1 x stitch marker, a piece of scrap yarn in a contrasting colour works well. The stitch marker is used to mark the beginning of the rounds.
K – knit
Sts – stitches
( ) – instructions in brackets are repeated
K2tog – knit two stitches together
DPNS – double pointed Needles
22sts to 10cms
If gauge is loose there will be less stitches to the 10 cms, if tight there will be more stitches.
To change your gauge, change the needle size used. Loose knitters use a smaller needle size 3.75mm and tight knitters use a 4.5mm needle size
Size – Adult
This hat is 52cm in circumference slightly smaller than an average adult head. This allows it to fit snug. The height from brim to crown is 25 cms, this measurement is best generous, allowing coverage of ears, or even the brim to be turned up.
It is easy to adjust the size of the pattern by adding or reducing the cast on stitches by a multiple of 4, and be increasing or decreasing the height of the hat. If changes are made, then it is necessary to also make changes to the crown decreases.
For your first hat keep to the numbers in the pattern. It will fit someone.
Cast on 100sts on 40 cm circular needles and place marker to mark beginning of round.
Join in the round as you knit the first round below.
The Brim – Worked in Colour A
Rounds 1 – 14 (k2,P2) to end or round
Additional rounds of rib can be knitted if desired. When making a brim to turn up, place a round of knit stitches at the fold position, then return to (k2,P2) rib. This make a crisp turn up.
The Body – Worked in Colour B
Break colour A and tie in Colour B, use a half bow, it is easy to undo and sew in snuggly when the hat is completed. If a knot is tied, it can work to an obvious spot in the knitting.
Work in stocking stitch until the hat measures 20cms from cast on edge
When working in the round, stocking stitch is made by knitting every round, no purling is done.
The Crown – Worked in Colour A
Break yarn B and join in yarn A
Knit one round before decreasing. Adding this round makes for a neater colour change, preventing the K2togs from showing in the body of the hat.
When the stitches are too few and are stretching the hat. Knit the stitches onto the double pointed needles. Double pointed needles are worked by having stitches divided evenly onto three needles and knitting with a fourth. As each needles stitches are knitted off, it becomes the working needle.
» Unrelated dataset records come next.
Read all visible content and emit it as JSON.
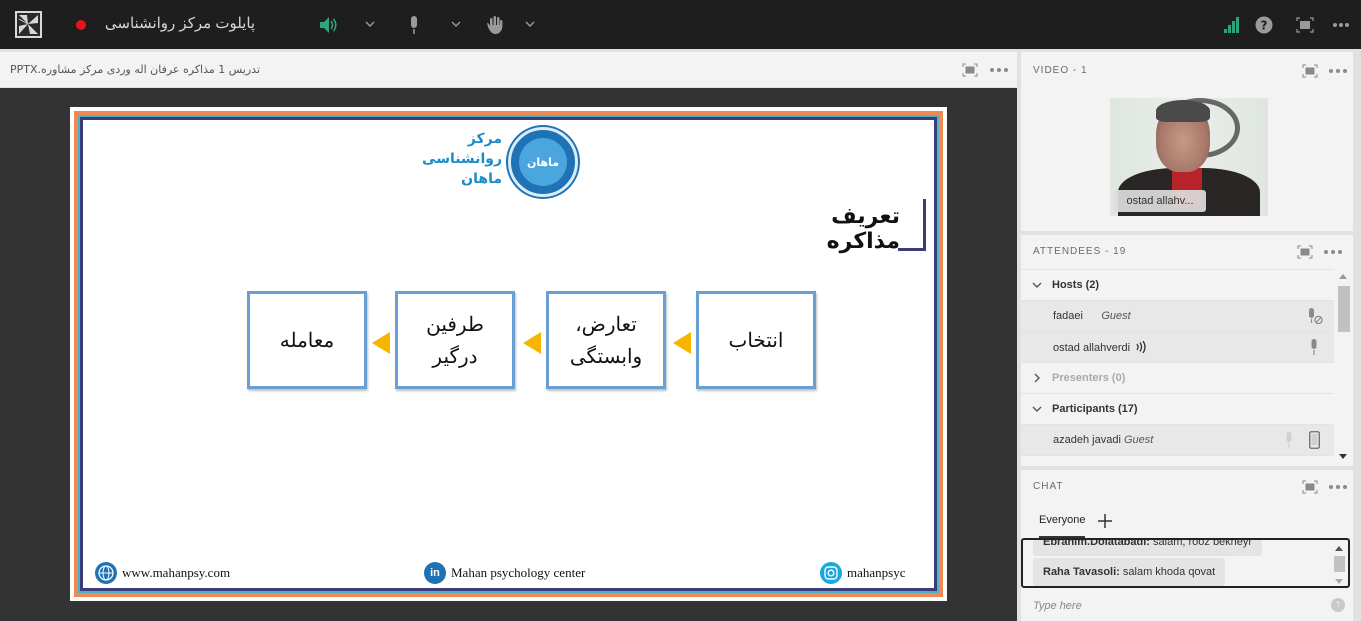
{
  "topbar": {
    "meeting_title": "پایلوت مرکز روانشناسی",
    "recording": true,
    "icons": {
      "app_logo": "adobe-connect-logo",
      "speaker": "speaker-on-icon",
      "mic": "microphone-icon",
      "raise_hand": "raise-hand-icon",
      "signal": "connection-strength-icon",
      "help": "help-icon",
      "fullscreen": "fullscreen-icon",
      "more": "more-options-icon"
    },
    "colors": {
      "record": "#e8131a",
      "active": "#2fa37a"
    }
  },
  "share_pod": {
    "title": "تدریس 1 مذاکره عرفان اله وردی مرکز مشاوره.PPTX",
    "slide": {
      "logo_text": [
        "مرکز",
        "روانشناسی",
        "ماهان"
      ],
      "logo_badge_text": "ماهان",
      "heading": "تعریف مذاکره",
      "flow_steps": [
        "انتخاب",
        "تعارض، وابستگی",
        "طرفین درگیر",
        "معامله"
      ],
      "footer": {
        "website": "www.mahanpsy.com",
        "linkedin": "Mahan psychology center",
        "instagram": "mahanpsyc"
      }
    }
  },
  "video_pod": {
    "title": "VIDEO",
    "count_label": "- 1",
    "speaker_name": "ostad allahv..."
  },
  "attendees_pod": {
    "title": "ATTENDEES",
    "count_label": "- 19",
    "groups": [
      {
        "label": "Hosts (2)",
        "expanded": true,
        "members": [
          {
            "name": "fadaei",
            "role": "Guest",
            "mic": "mic-disabled"
          },
          {
            "name": "ostad allahverdi",
            "role": "",
            "speaking": true,
            "mic": "mic-on"
          }
        ]
      },
      {
        "label": "Presenters (0)",
        "expanded": false,
        "members": []
      },
      {
        "label": "Participants (17)",
        "expanded": true,
        "members": [
          {
            "name": "azadeh javadi",
            "role": "Guest",
            "mic": "mic-off",
            "device": "mobile"
          }
        ]
      }
    ]
  },
  "chat_pod": {
    "title": "CHAT",
    "tab": "Everyone",
    "messages": [
      {
        "sender": "Ebrahim.Dolatabadi:",
        "text": "salam, rooz bekheyr"
      },
      {
        "sender": "Raha Tavasoli:",
        "text": "salam khoda qovat"
      }
    ],
    "input_placeholder": "Type here"
  }
}
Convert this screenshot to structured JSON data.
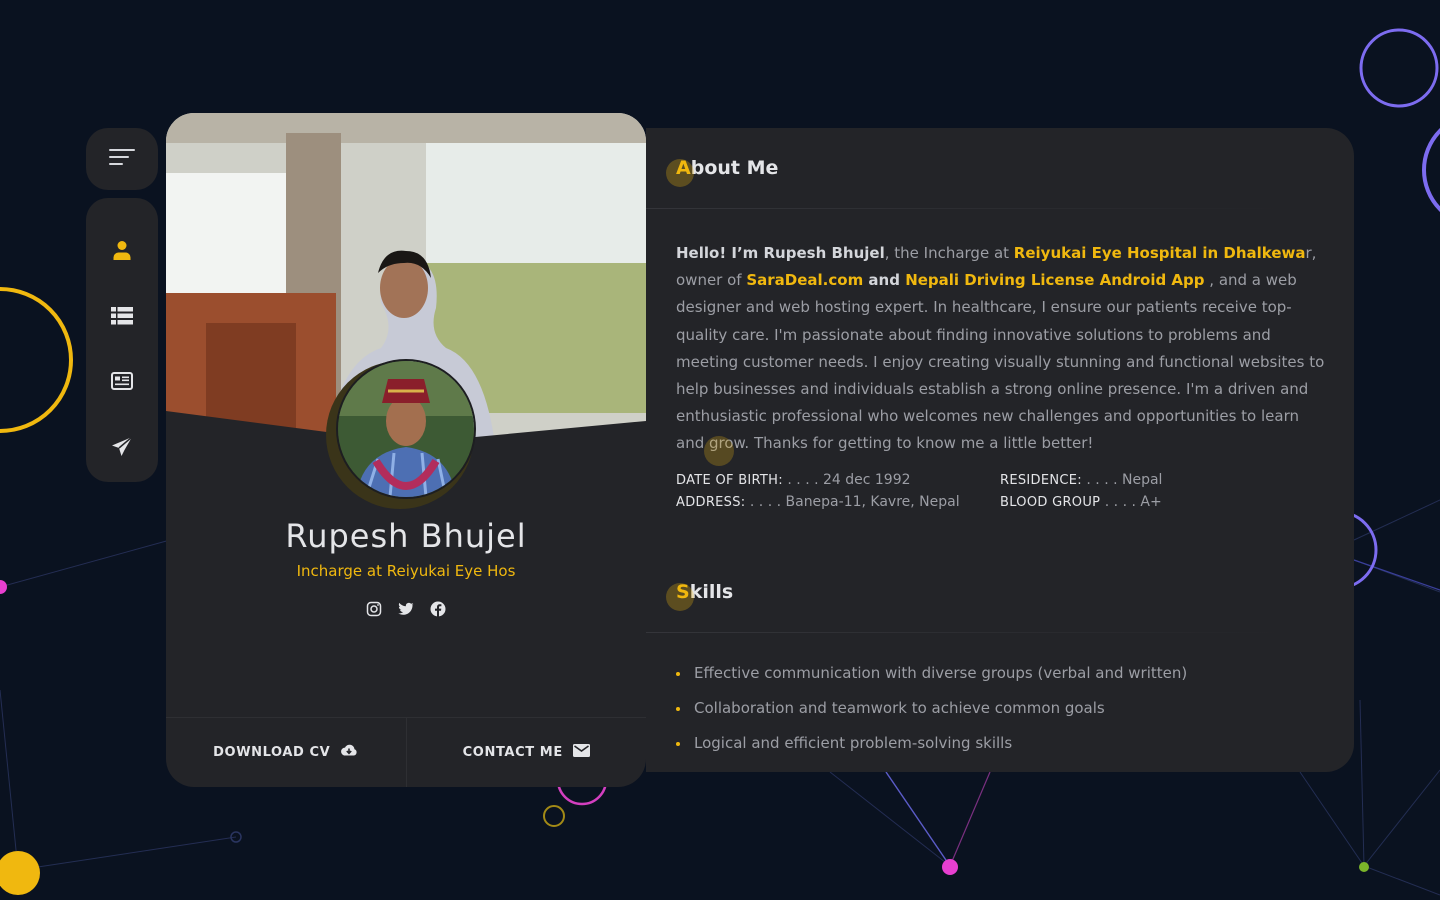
{
  "nav": {
    "items": [
      {
        "icon": "user-icon",
        "active": true
      },
      {
        "icon": "list-icon",
        "active": false
      },
      {
        "icon": "news-icon",
        "active": false
      },
      {
        "icon": "paper-plane-icon",
        "active": false
      }
    ]
  },
  "profile": {
    "name": "Rupesh Bhujel",
    "role": "Incharge at Reiyukai Eye Hos",
    "socials": [
      "instagram-icon",
      "twitter-icon",
      "facebook-icon"
    ],
    "download_label": "DOWNLOAD CV",
    "contact_label": "CONTACT ME"
  },
  "about": {
    "title_first": "A",
    "title_rest": "bout Me",
    "intro_greeting": "Hello! I’m Rupesh Bhujel",
    "intro_part1": ", the Incharge at ",
    "hospital": "Reiyukai Eye Hospital in Dhalkewa",
    "intro_part2": "r, owner of ",
    "saradeal": "SaraDeal.com",
    "and_word": " and ",
    "app": "Nepali Driving License Android App",
    "body": " , and a web designer and web hosting expert. In healthcare, I ensure our patients receive top-quality care.  I'm passionate about finding innovative solutions to problems and meeting customer needs. I enjoy creating visually stunning and functional websites to help businesses and individuals establish a strong online presence. I'm a driven and enthusiastic professional who welcomes new challenges and opportunities to learn and grow. Thanks for getting to know me a little better!",
    "info": [
      {
        "key": "DATE OF BIRTH:",
        "value": " . . . .  24 dec 1992"
      },
      {
        "key": "RESIDENCE:",
        "value": " . . . .  Nepal"
      },
      {
        "key": "ADDRESS:",
        "value": " . . . .  Banepa-11, Kavre, Nepal"
      },
      {
        "key": "BLOOD GROUP",
        "value": " . . . .  A+"
      }
    ]
  },
  "skills": {
    "title_first": "S",
    "title_rest": "kills",
    "items": [
      "Effective communication with diverse groups (verbal and written)",
      "Collaboration and teamwork to achieve common goals",
      "Logical and efficient problem-solving skills"
    ]
  },
  "colors": {
    "accent": "#f0b80f",
    "background": "#0a1220",
    "panel": "#232428",
    "decor_magenta": "#e83fd0",
    "decor_violet": "#7d6cf0",
    "decor_green": "#7bb52a"
  }
}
Round 1 – (k8, k2tog) to end of round (90sts)
Round 2 and all even round – knit
Round 3 – (k7, k2tog) to end of round (80)
Round 5 – (k6, k2tog) to end of round (70)
Round 7 – (k5, k2tog) to end of round (60) – (change to DPNS)
Round 9 – (k4, k2tog) to end of round (50)
Round 11 – (k3, k2tog) to end of round (40)
Round 13 – (k2, k2tog) to end of round (30)
Round 15 – (k1, k2tog) to end of round (20)
Round 16 – (k2tog) to end of round (10)
Break the yarn, leaving a tail of 20cms. Thread the tail onto a darning needle and thread through the last ten stitches. Thread through the first stitch to the last stitch. Pull tight to close the stiches. Do this a couple more times to make the top of the hat secure. Bring the yarn to the wrong side of the hat and weave in the end.
Untie the colour joins and tie them snug. Sewing in the ends in opposite directs.
To block your hat, soak it in warm water. Gently squeeze out the water and lay the hat flat to dry, pulling it gently into shape. Blocking helps even the stitches giving a professional look to your work. If selling your work this is a must, ensuring the hat will not shrink when washed correctly by its new owner.
Thankyou Gemma for modelling